For a few years now a friend of mine and I have been kicking around the idea of writing a book on the ins and out of the lampworking business. It’s always been, “Hey we should collaborate and write a book about that.” Maybe we still will one day, but in the mean time I’m going to do a summer series on the topic. So far I have over twenty chapters to cover and the first one is to define what success means to you.
Success comes in a variety of different packages. Does it mean making a living off of selling lampwork? Making some extra mad money? Maybe you want your work to be published in the various glass magazines. Do you just want to sell your work as a form of validation? Then there are those who only want to make enough money to keep up their glass buying habits.
All of these are valid goals and don’t ever let anyone else define what success means to you.
Let me say it again. Only you can define what your success is.
If you want to sell your work for a dollar a bead, then go for it. Last I checked we live in a free market economy. But are you on the right path to being successful? If you’re looking at people buying your work as a form of validation, you might be. But if you want to make a living at this, then probably not, unless you are selling spacers or seconds.

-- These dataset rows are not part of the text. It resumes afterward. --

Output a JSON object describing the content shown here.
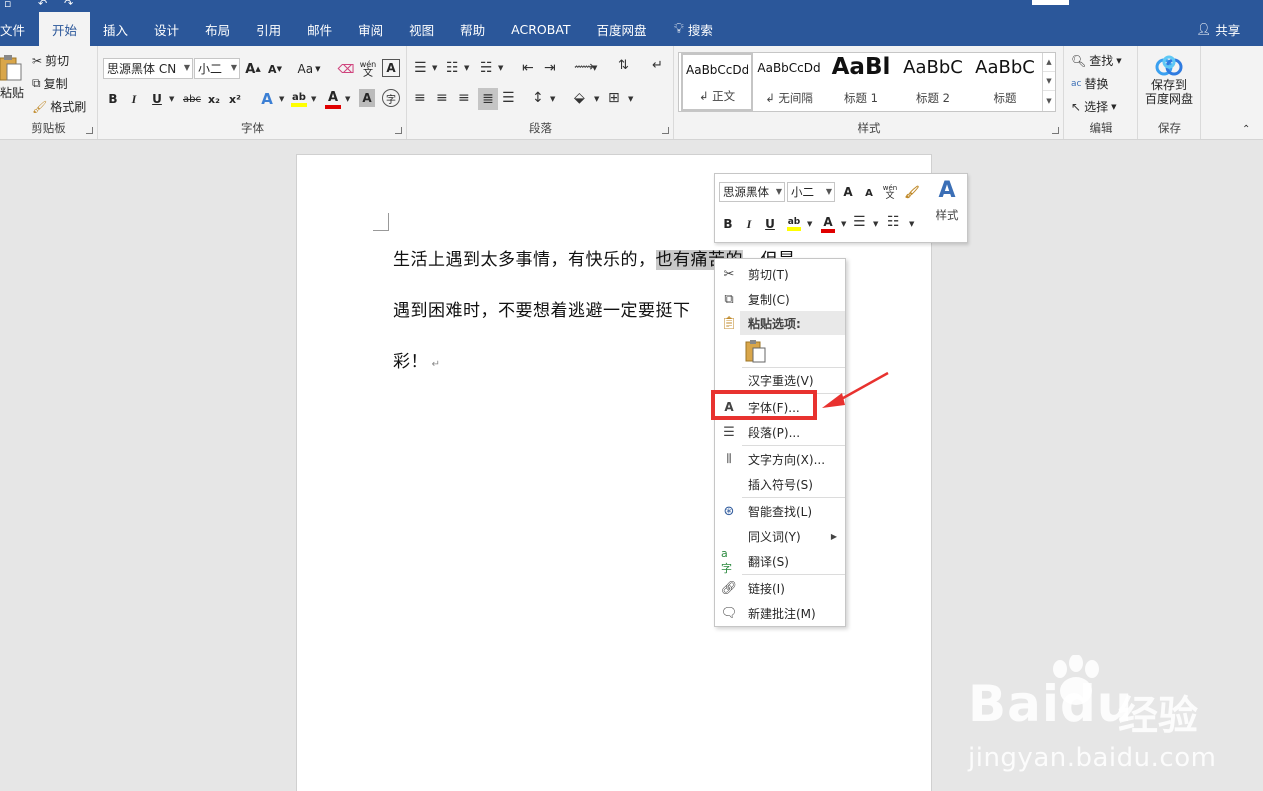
{
  "tabs": [
    {
      "label": "文件"
    },
    {
      "label": "开始"
    },
    {
      "label": "插入"
    },
    {
      "label": "设计"
    },
    {
      "label": "布局"
    },
    {
      "label": "引用"
    },
    {
      "label": "邮件"
    },
    {
      "label": "审阅"
    },
    {
      "label": "视图"
    },
    {
      "label": "帮助"
    },
    {
      "label": "ACROBAT"
    },
    {
      "label": "百度网盘"
    }
  ],
  "active_tab": "开始",
  "tell_me": "搜索",
  "share": "共享",
  "ribbon": {
    "clipboard": {
      "label": "剪贴板",
      "paste": "粘贴",
      "cut": "剪切",
      "copy": "复制",
      "format_painter": "格式刷"
    },
    "font": {
      "label": "字体",
      "font_name": "思源黑体 CN",
      "font_size": "小二",
      "grow": "A",
      "shrink": "A",
      "change_case": "Aa",
      "phonetic": "wén",
      "bold": "B",
      "italic": "I",
      "underline": "U",
      "strike": "abc",
      "subscript": "x₂",
      "superscript": "x²"
    },
    "paragraph": {
      "label": "段落"
    },
    "styles": {
      "label": "样式",
      "items": [
        {
          "sample": "AaBbCcDd",
          "name": "↲ 正文"
        },
        {
          "sample": "AaBbCcDd",
          "name": "↲ 无间隔"
        },
        {
          "sample": "AaBl",
          "name": "标题 1"
        },
        {
          "sample": "AaBbC",
          "name": "标题 2"
        },
        {
          "sample": "AaBbC",
          "name": "标题"
        }
      ]
    },
    "editing": {
      "label": "编辑",
      "find": "查找",
      "replace": "替换",
      "select": "选择"
    },
    "save": {
      "label": "保存",
      "button_line1": "保存到",
      "button_line2": "百度网盘"
    }
  },
  "document": {
    "line1_before": "生活上遇到太多事情，有快乐的，",
    "line1_selected": "也有痛苦的",
    "line1_after": "，但是",
    "line2": "遇到困难时，不要想着逃避一定要挺下",
    "line3": "彩！"
  },
  "minibar": {
    "font_name": "思源黑体",
    "font_size": "小二",
    "styles_label": "样式"
  },
  "context_menu": {
    "cut": "剪切(T)",
    "copy": "复制(C)",
    "paste_options": "粘贴选项:",
    "reconvert": "汉字重选(V)",
    "font": "字体(F)...",
    "paragraph": "段落(P)...",
    "text_direction": "文字方向(X)...",
    "insert_symbol": "插入符号(S)",
    "smart_lookup": "智能查找(L)",
    "synonyms": "同义词(Y)",
    "translate": "翻译(S)",
    "link": "链接(I)",
    "new_comment": "新建批注(M)"
  },
  "annotation": {
    "highlight_color": "#e8322f"
  },
  "watermark": {
    "brand": "Baidu",
    "brand_cn": "经验",
    "url": "jingyan.baidu.com"
  },
  "colors": {
    "accent": "#2b579a",
    "ribbon_bg": "#f3f3f3",
    "highlight_yellow": "#ffff00",
    "font_red": "#e00000"
  }
}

In order to be successful, you need a goal. One person success may be another person’s failure. For instance if your goal is to make a living off of lampork, the financials are going to be very different for someone who has a two thousand dollar house payment and two kids to support compared to someone who’s rent is five hundred dollars and only needs to care for a dog.
First set the goal, then make a plan. When Greg and I got serious about being full time lampworkers our version of success went something like this:
Greg: To make what he wanted, when he wanted to.
Deanna: To make enough money we didn’t have to work for anyone esle.
Looking at those goals, we set a plan. And only part of that plan was financial. We did a budget and figured out how much we needed to make each day to live. Then we took that number and added in how much we wanted to save and came up with a daily sales goal. Then we looked at the items we were making and made sure we listed enough items online each day to at least cover that sales goal. In the early days, if I had it on hand, I put up twice as much as we needed since not everything sells the first time around.
Happily, that worked out just fine. But remember, Greg said he wanted to make what he wanted, when he wanted. He’s got that artist gene. You know the one. When the artist feels stifled when they can’t do their own thing regularly. Luckily, I don’t have that problem. I like production work. So, while Greg tolled away being an artist, I did the production bead work, happily making the same kinds of beads day in and day out. I still do that, but have also learned to build in some play time at the torch for new designs. Greg on the other hand has learned he sort of likes production sometimes. Being creative all the time can be exhausting.
Our version of success had changed over the years. As I said, early on it was to make enough to not have to work for anyone else. That’s a good goal, but does that mean it’s okay if we are barely scrapping by every month? I’ve since revised. It’s now, to make a comfortable living. And my sales goals have changed accordingly and so has my marketing tactics.
For instance, I can sell a lot of beads if I lower my prices. A Lot! But I’m far better off selling less beads at a higher price. Not only do I make roughly the same amount of money (if not more) but it also gives me some free time to enjoy my life. We’ll get to this in another post.
For now, I urge you to set your own parameters of success. It will then be far easier to set your goals and work out a plan to get there.